If you haven’t been in person to see Xavier Veilhan’s sculptural self-portraits in his exhibition at the Phillips, (IN)balance, you’re in for a surprise. What you can’t tell from these image is that the statues are just shy of life-size. Measuring about 5 feet tall, these statues seem to be exact replicas of the artist—just tinier. This (no pun intended) small but significant detail begs the question: what is the purpose of a self-portrait? Is it to record a moment in time, to challenge oneself to make the truest likeness possible, to make an inward-looking statement, or all of the above?
Veilhan answered this question in part during a recent interview with Express‘s Mark Jenkins, stating “for me, they’re not really self-portraits. There is no attempt to show something psychologically about myself.” But what about the artists who do intend these likenesses to reveal something about themselves?
I looked to our own collection to investigate the relationship between artist and self-portrait, and found that I had a lot to work with. We have a stoic Paul Cézanne, a somber Käthe Kollwitz, a dark Edvard Munch—the list goes on. Among diverse styles, I found a consistent message: this is who I am as an artist, inside and out. In contrast to the free experimentation you might find in other works by these same artists, self-portraits tend to have calculated details. Cézanne’s facial features are constructed with his signature block-like brush strokes, Milton Avery strives to exemplify the bohemian artist (note the dangling cigarette, beret, and all), and Augustus Vincent Tack actually uses one of his own paintings as a backdrop.

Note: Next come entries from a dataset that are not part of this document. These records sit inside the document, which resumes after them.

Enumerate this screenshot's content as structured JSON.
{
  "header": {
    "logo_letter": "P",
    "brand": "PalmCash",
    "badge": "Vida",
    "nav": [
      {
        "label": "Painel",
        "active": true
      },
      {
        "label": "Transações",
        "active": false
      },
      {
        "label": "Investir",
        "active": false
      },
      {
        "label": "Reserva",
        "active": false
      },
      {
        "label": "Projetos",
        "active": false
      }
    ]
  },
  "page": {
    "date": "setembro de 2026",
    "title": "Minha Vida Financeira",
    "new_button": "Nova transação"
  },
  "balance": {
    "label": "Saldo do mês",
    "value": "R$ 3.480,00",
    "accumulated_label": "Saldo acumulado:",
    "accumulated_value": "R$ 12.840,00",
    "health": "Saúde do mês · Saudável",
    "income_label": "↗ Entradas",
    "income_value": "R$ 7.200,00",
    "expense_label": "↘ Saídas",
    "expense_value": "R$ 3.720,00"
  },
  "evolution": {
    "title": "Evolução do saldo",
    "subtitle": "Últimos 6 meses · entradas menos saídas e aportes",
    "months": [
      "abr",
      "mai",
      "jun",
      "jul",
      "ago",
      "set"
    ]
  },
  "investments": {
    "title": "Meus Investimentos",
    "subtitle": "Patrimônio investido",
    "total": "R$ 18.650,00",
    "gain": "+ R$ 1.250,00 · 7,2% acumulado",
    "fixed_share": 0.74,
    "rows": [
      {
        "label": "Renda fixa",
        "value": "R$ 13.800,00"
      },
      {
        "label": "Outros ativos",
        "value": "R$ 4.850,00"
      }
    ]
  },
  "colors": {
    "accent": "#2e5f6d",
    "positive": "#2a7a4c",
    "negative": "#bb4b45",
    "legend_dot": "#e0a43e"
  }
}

My personal favorite self-portrait in The Phillips Collection is the one by Piet Mondrian. After a lifetime of associating this artist with stark, geometric grids, the fluid and painterly style he uses here came as a shock.
Amy Wike, Publicity and Marketing Coordinator